→ Assignment
Your task is to copy every line below that contains the word "null".
BEGIN
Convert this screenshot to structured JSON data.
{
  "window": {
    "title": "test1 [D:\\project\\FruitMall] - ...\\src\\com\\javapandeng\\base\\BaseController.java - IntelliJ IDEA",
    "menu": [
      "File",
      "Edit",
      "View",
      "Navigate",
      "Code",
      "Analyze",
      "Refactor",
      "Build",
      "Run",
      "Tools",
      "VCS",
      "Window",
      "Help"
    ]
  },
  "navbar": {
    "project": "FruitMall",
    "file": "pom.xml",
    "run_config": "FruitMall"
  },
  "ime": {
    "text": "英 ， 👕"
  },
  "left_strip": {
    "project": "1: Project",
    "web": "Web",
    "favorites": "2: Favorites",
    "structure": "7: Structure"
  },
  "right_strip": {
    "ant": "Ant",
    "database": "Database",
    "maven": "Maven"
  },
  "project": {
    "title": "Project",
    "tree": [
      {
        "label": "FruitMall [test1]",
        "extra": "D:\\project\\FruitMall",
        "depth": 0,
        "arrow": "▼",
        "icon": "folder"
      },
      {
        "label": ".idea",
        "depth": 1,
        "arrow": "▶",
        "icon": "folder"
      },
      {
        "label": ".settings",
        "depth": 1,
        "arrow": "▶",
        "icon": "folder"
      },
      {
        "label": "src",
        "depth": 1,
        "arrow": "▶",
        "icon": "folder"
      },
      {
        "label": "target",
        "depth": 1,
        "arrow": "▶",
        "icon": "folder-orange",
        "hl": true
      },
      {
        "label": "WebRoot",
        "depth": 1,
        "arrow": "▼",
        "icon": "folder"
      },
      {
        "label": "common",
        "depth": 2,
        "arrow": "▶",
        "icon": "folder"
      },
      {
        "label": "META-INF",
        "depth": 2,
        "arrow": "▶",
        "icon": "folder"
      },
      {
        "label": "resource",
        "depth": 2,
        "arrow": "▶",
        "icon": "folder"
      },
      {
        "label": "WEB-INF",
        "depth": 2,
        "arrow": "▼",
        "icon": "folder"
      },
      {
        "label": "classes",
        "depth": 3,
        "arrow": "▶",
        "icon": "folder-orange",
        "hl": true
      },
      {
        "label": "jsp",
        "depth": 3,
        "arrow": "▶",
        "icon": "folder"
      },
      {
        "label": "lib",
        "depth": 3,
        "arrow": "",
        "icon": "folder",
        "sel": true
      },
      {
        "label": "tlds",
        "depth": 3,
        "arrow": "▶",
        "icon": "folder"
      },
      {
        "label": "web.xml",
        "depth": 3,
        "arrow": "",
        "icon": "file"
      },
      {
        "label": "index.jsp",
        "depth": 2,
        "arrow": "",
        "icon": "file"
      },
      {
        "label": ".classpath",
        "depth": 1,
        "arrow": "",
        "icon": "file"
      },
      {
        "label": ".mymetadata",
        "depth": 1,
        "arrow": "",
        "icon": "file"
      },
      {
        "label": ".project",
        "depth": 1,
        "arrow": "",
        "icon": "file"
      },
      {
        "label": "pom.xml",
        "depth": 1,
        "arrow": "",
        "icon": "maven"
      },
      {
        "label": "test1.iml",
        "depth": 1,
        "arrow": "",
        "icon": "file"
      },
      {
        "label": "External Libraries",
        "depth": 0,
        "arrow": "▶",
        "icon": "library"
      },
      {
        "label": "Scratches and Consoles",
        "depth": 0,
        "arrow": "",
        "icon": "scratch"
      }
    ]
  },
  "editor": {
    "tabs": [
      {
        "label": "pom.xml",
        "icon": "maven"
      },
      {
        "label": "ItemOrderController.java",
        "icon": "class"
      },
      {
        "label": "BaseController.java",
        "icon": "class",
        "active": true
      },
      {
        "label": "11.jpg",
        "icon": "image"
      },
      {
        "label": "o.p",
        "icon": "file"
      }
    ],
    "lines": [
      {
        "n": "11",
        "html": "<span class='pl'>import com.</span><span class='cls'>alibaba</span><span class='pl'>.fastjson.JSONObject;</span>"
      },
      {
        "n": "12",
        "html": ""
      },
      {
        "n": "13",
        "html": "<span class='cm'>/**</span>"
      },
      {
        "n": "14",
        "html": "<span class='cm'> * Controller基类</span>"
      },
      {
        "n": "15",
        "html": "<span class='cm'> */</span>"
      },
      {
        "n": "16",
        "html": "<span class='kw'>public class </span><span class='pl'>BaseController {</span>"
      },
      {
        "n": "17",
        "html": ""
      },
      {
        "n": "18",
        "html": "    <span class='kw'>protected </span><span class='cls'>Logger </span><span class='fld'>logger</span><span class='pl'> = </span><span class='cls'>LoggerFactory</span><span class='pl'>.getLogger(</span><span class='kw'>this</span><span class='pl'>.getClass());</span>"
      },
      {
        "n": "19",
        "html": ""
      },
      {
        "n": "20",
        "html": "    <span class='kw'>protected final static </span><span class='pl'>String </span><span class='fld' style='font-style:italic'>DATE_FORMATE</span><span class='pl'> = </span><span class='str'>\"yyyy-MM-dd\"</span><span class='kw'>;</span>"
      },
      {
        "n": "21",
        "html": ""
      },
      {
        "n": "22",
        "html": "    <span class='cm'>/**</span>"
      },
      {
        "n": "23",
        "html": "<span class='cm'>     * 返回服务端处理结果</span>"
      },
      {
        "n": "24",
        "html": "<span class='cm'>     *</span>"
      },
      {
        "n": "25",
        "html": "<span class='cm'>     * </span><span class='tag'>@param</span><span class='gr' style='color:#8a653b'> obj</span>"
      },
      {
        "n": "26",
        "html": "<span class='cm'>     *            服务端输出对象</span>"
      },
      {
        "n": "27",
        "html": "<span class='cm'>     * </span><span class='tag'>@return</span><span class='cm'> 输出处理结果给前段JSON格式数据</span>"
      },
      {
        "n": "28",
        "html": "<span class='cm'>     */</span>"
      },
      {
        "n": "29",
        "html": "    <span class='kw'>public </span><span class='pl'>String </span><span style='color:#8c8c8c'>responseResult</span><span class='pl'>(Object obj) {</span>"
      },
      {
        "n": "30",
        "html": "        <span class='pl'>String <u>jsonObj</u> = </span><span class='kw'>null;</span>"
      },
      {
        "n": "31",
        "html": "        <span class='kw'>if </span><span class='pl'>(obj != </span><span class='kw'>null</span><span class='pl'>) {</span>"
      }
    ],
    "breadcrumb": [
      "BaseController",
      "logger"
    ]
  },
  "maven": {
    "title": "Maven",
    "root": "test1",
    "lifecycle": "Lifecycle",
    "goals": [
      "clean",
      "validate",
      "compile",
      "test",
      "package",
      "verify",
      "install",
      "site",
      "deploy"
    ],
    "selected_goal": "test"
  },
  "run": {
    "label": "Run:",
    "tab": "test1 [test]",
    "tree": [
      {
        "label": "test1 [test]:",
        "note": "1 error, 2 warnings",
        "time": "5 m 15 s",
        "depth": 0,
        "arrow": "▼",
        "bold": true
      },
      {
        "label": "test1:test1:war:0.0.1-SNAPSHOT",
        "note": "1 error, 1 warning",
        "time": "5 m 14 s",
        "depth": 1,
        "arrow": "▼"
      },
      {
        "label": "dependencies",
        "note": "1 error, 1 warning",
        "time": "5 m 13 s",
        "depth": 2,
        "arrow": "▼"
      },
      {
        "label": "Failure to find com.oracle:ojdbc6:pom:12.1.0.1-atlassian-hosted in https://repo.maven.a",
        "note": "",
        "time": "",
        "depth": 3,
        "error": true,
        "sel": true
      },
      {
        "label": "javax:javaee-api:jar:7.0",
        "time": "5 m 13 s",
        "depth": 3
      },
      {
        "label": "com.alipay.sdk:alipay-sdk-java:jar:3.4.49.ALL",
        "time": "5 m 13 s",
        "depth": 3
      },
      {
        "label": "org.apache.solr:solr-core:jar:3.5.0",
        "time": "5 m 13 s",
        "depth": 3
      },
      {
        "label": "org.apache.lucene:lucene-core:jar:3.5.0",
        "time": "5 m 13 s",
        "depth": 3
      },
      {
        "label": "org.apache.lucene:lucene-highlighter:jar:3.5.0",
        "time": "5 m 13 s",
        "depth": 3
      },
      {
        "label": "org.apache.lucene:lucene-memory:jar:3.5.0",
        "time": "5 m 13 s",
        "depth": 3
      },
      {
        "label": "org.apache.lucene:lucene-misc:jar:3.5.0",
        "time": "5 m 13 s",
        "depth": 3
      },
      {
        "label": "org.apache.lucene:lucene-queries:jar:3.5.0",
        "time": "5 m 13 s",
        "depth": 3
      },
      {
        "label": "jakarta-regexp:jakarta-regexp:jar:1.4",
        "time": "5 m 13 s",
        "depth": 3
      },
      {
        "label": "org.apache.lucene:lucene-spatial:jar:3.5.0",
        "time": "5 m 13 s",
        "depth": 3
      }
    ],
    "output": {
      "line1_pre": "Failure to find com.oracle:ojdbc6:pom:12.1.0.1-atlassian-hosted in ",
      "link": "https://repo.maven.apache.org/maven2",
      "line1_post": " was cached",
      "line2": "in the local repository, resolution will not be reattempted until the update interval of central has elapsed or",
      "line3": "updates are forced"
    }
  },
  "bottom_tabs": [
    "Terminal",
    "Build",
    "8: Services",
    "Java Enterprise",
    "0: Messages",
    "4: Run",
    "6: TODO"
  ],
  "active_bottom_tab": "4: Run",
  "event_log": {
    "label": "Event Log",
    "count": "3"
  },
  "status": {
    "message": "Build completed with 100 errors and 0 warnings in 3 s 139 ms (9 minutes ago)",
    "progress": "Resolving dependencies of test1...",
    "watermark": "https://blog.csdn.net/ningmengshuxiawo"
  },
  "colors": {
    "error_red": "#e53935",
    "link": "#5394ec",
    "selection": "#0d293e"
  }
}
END
→ Task answer
        "html": "        <span class='pl'>String <u>jsonObj</u> = </span><span class='kw'>null;</span>"
        "html": "        <span class='kw'>if </span><span class='pl'>(obj != </span><span class='kw'>null</span><span class='pl'>) {</span>"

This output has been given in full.